It also is a really good symbol for what could go really really wrong with our newfound focus on the connection between health and community development. We have all now heard that zip code matters more to your life expectancy than genetic code. This is true, and the health–community development connection points to some amazing opportunities for partnership, and for getting beyond different, isolated groups working in the same areas without coordinating their knowledge and resources to an overall greater good.
But if we allow it to be perverted into primarily an impetus to preach the merits of individual healthy behaviors in those zip codes where health is weakest, we will be missing the point entirely. The problem is emphatically not that whole zip codes of people just missed the lecture on the benefits of exercise.
The problems in these zip codes are systemic. They are about gun violence, and about kids being kept indoors to keep them safe from it. They are about lead paint and mold because of slumlords and lack of affordable housing. They are about lack of access to, and money for, healthy food, or time and familiarity to prepare it. They are about the cognitive overload of poverty keeping focus on day-to-day survival, which is a precondition to any long-term investments in healthy behaviors. They are about lack of quality well-paying jobs with consistent hours making it hard for parents to hold to consistent schedules with enough sleep for young children in them. You get the idea.
If I were experiencing all the health effects of these systemic oppressions, poverty, and disparate geographic access to opportunity, all those signs on the telephone poles would do is deeply piss me off.
Identifying the connection between health and community development only matters if we do the right things with that recognition. That involves bringing resources (and bully pulpit power) from the health sector to bear on addressing the place-based issues that have traditionally been more in the community development sphere that damage people’s health—housing, public safety, transit access, environmental justice, economic justice. This could, for example, be health funders funding preventative projects that would have traditionally been outside of a their scope, doctors connecting patients with tenant lawyers, or a new legislative coalition to fund the National Housing Trust Fund.
From the other direction it means thinking about ways that community development projects can include some measures to mitigate some of the negative effects of poverty and disinvestment on people’s health, whether it’s ventilation to address higher levels of air pollution, building free exercise facilities in affordable housing developments, financing grocery stores, or fighting for pedestrian safety outside a senior living facility.
But what i
It really does not and should not mean is focusing moralizing public health campaigns even more closely on the individual behaviors of people already struggling with poverty and unhealthy conditions in their neighborhoods.
There are many people working on the kinds of projects that truly try to get at the health and community development nexus, which is really hopeful.
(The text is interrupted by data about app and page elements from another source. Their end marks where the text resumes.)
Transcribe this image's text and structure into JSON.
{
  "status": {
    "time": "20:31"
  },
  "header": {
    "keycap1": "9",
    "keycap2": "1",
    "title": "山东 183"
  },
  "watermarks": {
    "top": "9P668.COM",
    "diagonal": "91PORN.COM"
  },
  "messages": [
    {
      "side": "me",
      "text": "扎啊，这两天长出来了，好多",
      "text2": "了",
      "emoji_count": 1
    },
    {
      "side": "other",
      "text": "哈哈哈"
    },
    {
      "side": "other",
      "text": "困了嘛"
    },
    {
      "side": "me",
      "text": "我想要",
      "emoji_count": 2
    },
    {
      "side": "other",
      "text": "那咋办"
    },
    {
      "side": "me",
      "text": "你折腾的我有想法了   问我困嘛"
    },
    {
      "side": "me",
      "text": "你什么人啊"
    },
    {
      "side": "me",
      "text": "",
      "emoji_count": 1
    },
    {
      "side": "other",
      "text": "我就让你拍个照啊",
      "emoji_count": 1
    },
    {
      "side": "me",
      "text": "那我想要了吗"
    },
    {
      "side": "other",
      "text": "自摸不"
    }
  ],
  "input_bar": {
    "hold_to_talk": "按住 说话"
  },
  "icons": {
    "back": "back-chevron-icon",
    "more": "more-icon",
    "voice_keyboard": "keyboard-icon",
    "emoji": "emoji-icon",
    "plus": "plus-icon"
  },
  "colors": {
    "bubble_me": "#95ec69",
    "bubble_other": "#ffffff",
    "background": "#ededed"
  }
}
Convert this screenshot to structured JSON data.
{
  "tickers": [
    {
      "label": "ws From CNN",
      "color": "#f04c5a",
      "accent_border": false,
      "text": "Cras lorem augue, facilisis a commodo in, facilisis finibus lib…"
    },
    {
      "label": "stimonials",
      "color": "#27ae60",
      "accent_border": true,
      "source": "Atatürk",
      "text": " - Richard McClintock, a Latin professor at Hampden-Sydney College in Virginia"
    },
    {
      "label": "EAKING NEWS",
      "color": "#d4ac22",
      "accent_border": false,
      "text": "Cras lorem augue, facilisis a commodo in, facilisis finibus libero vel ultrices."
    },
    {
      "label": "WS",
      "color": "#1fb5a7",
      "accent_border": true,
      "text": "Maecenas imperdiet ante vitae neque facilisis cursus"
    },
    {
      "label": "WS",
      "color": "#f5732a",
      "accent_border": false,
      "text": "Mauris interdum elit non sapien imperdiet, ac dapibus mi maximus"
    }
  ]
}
But I’m worried that things like vaguely offensive, out-of-context walking trail signs could proliferate as well. If any of us from either sector find ourselves slipping into that approach, we could do more harm than good.
(Photo credit: Holly Gramazio via Flickr, CC BY-NC 2.0)
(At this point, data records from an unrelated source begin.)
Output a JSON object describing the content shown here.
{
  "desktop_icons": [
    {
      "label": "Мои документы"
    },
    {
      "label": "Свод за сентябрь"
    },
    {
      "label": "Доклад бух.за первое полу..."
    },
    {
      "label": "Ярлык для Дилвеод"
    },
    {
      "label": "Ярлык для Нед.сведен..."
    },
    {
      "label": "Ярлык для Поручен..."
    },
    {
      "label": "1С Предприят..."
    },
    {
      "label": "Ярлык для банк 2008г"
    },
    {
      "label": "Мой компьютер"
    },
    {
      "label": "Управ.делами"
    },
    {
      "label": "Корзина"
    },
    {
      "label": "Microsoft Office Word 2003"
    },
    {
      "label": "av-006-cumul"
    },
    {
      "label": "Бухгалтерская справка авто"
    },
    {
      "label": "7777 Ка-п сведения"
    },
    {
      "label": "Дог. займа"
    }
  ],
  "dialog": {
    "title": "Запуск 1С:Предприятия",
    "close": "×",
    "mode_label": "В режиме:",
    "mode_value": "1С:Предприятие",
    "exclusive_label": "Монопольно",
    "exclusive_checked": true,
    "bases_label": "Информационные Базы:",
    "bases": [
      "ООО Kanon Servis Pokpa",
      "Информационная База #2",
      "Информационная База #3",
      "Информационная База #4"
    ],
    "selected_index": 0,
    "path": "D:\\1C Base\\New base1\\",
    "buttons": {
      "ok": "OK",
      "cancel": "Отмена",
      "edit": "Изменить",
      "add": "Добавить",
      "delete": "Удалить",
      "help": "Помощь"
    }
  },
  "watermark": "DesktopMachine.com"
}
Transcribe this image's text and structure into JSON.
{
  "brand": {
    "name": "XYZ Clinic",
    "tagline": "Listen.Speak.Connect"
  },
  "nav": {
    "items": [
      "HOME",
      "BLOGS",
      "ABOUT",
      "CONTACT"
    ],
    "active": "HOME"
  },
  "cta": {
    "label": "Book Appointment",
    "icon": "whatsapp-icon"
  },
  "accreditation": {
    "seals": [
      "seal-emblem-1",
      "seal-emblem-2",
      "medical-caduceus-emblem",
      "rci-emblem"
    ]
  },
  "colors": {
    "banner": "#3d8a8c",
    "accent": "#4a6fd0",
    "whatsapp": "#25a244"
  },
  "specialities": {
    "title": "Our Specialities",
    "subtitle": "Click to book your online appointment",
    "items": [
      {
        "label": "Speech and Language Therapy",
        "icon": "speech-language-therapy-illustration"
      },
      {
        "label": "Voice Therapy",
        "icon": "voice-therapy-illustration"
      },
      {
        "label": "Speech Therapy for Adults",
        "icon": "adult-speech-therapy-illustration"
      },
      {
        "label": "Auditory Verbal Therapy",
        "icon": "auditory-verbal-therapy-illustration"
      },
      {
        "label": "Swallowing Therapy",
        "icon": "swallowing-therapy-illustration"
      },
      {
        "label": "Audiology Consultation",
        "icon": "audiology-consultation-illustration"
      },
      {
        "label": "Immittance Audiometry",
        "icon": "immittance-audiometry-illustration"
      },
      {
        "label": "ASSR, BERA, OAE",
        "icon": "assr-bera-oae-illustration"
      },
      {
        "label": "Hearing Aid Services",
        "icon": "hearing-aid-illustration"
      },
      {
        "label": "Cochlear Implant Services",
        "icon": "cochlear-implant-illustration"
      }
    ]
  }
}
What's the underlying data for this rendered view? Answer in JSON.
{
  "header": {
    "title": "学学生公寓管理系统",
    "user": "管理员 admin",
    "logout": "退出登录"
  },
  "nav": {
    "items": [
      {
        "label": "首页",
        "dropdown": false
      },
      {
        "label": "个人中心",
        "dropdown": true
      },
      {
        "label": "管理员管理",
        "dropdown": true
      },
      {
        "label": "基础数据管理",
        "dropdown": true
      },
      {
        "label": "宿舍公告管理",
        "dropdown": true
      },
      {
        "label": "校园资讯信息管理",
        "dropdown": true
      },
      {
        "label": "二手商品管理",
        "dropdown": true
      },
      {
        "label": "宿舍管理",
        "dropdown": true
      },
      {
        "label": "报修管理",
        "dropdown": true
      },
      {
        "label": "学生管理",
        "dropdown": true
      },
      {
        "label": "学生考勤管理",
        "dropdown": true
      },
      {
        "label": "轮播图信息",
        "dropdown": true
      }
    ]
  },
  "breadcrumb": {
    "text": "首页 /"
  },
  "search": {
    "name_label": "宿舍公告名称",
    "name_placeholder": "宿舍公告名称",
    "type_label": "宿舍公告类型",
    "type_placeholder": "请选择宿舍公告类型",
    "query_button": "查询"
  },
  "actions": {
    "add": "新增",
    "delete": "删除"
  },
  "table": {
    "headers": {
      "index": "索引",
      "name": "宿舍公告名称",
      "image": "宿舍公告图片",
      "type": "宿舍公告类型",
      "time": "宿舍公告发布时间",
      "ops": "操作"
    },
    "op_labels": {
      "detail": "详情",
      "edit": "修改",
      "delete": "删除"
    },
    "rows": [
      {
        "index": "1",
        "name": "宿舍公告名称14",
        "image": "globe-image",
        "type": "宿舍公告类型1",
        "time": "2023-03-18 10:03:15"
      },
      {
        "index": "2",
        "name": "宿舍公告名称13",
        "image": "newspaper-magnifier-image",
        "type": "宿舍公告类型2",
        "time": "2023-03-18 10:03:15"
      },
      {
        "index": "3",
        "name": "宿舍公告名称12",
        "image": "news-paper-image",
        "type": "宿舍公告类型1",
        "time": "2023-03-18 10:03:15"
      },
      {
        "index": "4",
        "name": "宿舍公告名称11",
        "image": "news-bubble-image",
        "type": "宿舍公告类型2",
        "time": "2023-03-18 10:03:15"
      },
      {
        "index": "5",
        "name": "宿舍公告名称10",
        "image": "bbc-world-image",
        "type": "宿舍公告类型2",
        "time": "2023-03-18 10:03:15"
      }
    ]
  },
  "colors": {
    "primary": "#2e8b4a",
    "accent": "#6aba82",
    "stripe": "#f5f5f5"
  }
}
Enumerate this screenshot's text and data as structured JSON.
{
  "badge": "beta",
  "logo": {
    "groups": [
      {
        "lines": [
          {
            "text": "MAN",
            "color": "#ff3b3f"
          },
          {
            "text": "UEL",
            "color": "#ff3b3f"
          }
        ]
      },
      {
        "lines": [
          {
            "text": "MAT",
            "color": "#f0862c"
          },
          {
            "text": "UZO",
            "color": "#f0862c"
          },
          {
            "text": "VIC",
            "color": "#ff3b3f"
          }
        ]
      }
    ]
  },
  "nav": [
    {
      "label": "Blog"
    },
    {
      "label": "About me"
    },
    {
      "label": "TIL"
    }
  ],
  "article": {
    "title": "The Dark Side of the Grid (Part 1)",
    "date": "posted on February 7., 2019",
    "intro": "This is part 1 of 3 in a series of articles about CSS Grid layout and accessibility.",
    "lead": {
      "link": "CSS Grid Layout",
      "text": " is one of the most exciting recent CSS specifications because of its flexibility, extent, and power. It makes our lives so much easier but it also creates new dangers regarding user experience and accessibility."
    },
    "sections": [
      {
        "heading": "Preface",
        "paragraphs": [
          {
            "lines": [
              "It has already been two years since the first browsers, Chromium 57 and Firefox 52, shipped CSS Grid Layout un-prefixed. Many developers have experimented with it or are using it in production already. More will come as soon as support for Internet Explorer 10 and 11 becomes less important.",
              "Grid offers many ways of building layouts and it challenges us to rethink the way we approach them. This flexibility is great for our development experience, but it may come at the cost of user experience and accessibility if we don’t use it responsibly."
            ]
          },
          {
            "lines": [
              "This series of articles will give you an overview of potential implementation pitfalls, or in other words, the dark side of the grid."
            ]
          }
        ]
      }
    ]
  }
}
In talking about the connection between better health and housing and community development, don’t forget their is a solid evidence base for mobility programs that help people use their vouchers in healthier communities, as well as housing initiatives that build affordable housing in those opportunity areas.
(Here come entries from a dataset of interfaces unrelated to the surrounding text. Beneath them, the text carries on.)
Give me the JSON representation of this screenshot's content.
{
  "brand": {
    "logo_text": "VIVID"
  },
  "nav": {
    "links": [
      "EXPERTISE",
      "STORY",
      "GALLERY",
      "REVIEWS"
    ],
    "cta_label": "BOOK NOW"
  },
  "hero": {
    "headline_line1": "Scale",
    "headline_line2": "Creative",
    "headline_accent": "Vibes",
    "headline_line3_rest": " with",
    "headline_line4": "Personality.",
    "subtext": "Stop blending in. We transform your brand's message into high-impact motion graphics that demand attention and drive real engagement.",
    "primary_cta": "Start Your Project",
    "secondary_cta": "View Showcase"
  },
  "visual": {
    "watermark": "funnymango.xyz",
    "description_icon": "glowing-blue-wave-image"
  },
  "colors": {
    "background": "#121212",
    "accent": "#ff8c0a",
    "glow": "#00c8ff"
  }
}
As we all know, It takes a lot to move the needle on a community-wide scale to improve environmental conditions that are harmful to health. That may not be fast enough for a parent with a young child exposed to violence, or an asthmatic child struggling to breathe. So this is another area where a “both/and” approach is essential.